-- Opening Marker --
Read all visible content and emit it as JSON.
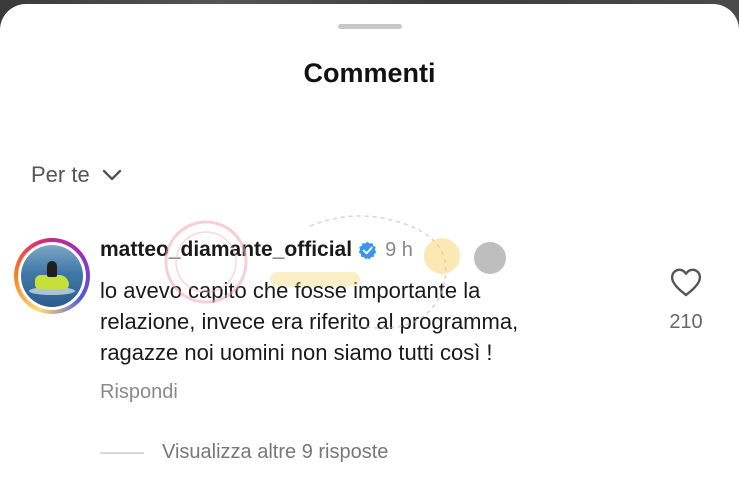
{
  "sheet": {
    "title": "Commenti"
  },
  "filter": {
    "label": "Per te",
    "icon": "chevron-down-icon"
  },
  "comment": {
    "username": "matteo_diamante_official",
    "verified_icon": "verified-badge-icon",
    "time": "9 h",
    "text_lines": [
      "lo avevo capito che fosse importante la",
      "relazione, invece era riferito al programma,",
      "ragazze noi uomini non siamo tutti così !"
    ],
    "reply_label": "Rispondi",
    "like_icon": "heart-icon",
    "like_count": "210"
  },
  "replies": {
    "label": "Visualizza altre 9 risposte"
  },
  "colors": {
    "verified_blue": "#3897f0",
    "text_primary": "#1a1a1a",
    "text_secondary": "#888888"
  }
}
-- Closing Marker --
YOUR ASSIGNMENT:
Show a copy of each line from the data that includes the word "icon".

ANSWER FOR THE TASK:
    "icon": "chevron-down-icon"
    "verified_icon": "verified-badge-icon",
    "like_icon": "heart-icon",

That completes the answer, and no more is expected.